From the first line to the last, return the data exactly as written.

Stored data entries
★ ★ ★

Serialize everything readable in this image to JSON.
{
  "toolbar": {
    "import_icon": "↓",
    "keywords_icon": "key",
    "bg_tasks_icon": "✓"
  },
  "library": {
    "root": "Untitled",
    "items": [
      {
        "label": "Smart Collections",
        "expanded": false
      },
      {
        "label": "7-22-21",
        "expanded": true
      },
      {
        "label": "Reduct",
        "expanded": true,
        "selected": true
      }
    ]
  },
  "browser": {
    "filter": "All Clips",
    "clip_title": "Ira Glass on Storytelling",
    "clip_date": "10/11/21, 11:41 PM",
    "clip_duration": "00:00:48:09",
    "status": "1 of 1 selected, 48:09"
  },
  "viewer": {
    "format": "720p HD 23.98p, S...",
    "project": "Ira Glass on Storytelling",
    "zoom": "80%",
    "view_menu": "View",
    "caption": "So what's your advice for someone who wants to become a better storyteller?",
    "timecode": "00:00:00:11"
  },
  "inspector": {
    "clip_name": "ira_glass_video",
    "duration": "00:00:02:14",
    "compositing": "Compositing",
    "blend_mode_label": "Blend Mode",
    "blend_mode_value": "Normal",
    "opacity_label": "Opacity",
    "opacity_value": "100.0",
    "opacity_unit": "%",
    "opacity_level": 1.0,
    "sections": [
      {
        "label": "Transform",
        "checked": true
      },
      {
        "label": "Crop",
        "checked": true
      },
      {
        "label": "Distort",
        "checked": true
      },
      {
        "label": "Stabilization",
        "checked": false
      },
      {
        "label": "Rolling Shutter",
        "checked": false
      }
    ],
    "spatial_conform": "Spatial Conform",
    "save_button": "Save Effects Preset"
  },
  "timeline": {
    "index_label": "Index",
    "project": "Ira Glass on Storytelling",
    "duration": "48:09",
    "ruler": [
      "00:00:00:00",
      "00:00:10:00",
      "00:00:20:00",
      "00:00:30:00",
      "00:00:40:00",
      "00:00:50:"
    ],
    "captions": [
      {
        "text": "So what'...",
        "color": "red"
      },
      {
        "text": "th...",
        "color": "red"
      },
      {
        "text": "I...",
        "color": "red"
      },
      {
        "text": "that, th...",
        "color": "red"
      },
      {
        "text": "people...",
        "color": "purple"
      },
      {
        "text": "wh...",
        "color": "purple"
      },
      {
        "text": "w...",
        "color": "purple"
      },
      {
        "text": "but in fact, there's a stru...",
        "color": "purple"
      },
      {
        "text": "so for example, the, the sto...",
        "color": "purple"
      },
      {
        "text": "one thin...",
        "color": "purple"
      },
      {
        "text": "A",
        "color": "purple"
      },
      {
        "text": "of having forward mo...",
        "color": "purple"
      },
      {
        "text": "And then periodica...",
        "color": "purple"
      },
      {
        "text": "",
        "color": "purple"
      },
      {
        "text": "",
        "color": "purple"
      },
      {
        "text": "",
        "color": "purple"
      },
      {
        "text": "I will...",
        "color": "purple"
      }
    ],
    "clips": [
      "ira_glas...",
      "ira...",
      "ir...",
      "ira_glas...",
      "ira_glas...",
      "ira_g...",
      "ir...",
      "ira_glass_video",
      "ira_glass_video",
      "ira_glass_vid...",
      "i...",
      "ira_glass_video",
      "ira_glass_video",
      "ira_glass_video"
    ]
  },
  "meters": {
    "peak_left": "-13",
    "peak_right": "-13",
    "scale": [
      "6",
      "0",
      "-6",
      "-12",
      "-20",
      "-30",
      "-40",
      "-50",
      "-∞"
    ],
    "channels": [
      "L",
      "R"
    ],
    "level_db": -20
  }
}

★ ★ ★

SOLUTION FOR THIS EXERCISE
Serialize everything readable in this image to JSON.
{
  "toolbar": {
    "import_icon": "↓",
    "keywords_icon": "key",
    "bg_tasks_icon": "✓"
  },
  "library": {
    "root": "Untitled",
    "items": [
      {
        "label": "Smart Collections",
        "expanded": false
      },
      {
        "label": "7-22-21",
        "expanded": true
      },
      {
        "label": "Reduct",
        "expanded": true,
        "selected": true
      }
    ]
  },
  "browser": {
    "filter": "All Clips",
    "clip_title": "Ira Glass on Storytelling",
    "clip_date": "10/11/21, 11:41 PM",
    "clip_duration": "00:00:48:09",
    "status": "1 of 1 selected, 48:09"
  },
  "viewer": {
    "format": "720p HD 23.98p, S...",
    "project": "Ira Glass on Storytelling",
    "zoom": "80%",
    "view_menu": "View",
    "caption": "So what's your advice for someone who wants to become a better storyteller?",
    "timecode": "00:00:00:11"
  },
  "inspector": {
    "clip_name": "ira_glass_video",
    "duration": "00:00:02:14",
    "compositing": "Compositing",
    "blend_mode_label": "Blend Mode",
    "blend_mode_value": "Normal",
    "opacity_label": "Opacity",
    "opacity_value": "100.0",
    "opacity_unit": "%",
    "opacity_level": 1.0,
    "sections": [
      {
        "label": "Transform",
        "checked": true
      },
      {
        "label": "Crop",
        "checked": true
      },
      {
        "label": "Distort",
        "checked": true
      },
      {
        "label": "Stabilization",
        "checked": false
      },
      {
        "label": "Rolling Shutter",
        "checked": false
      }
    ],
    "spatial_conform": "Spatial Conform",
    "save_button": "Save Effects Preset"
  },
  "timeline": {
    "index_label": "Index",
    "project": "Ira Glass on Storytelling",
    "duration": "48:09",
    "ruler": [
      "00:00:00:00",
      "00:00:10:00",
      "00:00:20:00",
      "00:00:30:00",
      "00:00:40:00",
      "00:00:50:"
    ],
    "captions": [
      {
        "text": "So what'...",
        "color": "red"
      },
      {
        "text": "th...",
        "color": "red"
      },
      {
        "text": "I...",
        "color": "red"
      },
      {
        "text": "that, th...",
        "color": "red"
      },
      {
        "text": "people...",
        "color": "purple"
      },
      {
        "text": "wh...",
        "color": "purple"
      },
      {
        "text": "w...",
        "color": "purple"
      },
      {
        "text": "but in fact, there's a stru...",
        "color": "purple"
      },
      {
        "text": "so for example, the, the sto...",
        "color": "purple"
      },
      {
        "text": "one thin...",
        "color": "purple"
      },
      {
        "text": "A",
        "color": "purple"
      },
      {
        "text": "of having forward mo...",
        "color": "purple"
      },
      {
        "text": "And then periodica...",
        "color": "purple"
      },
      {
        "text": "",
        "color": "purple"
      },
      {
        "text": "",
        "color": "purple"
      },
      {
        "text": "",
        "color": "purple"
      },
      {
        "text": "I will...",
        "color": "purple"
      }
    ],
    "clips": [
      "ira_glas...",
      "ira...",
      "ir...",
      "ira_glas...",
      "ira_glas...",
      "ira_g...",
      "ir...",
      "ira_glass_video",
      "ira_glass_video",
      "ira_glass_vid...",
      "i...",
      "ira_glass_video",
      "ira_glass_video",
      "ira_glass_video"
    ]
  },
  "meters": {
    "peak_left": "-13",
    "peak_right": "-13",
    "scale": [
      "6",
      "0",
      "-6",
      "-12",
      "-20",
      "-30",
      "-40",
      "-50",
      "-∞"
    ],
    "channels": [
      "L",
      "R"
    ],
    "level_db": -20
  }
}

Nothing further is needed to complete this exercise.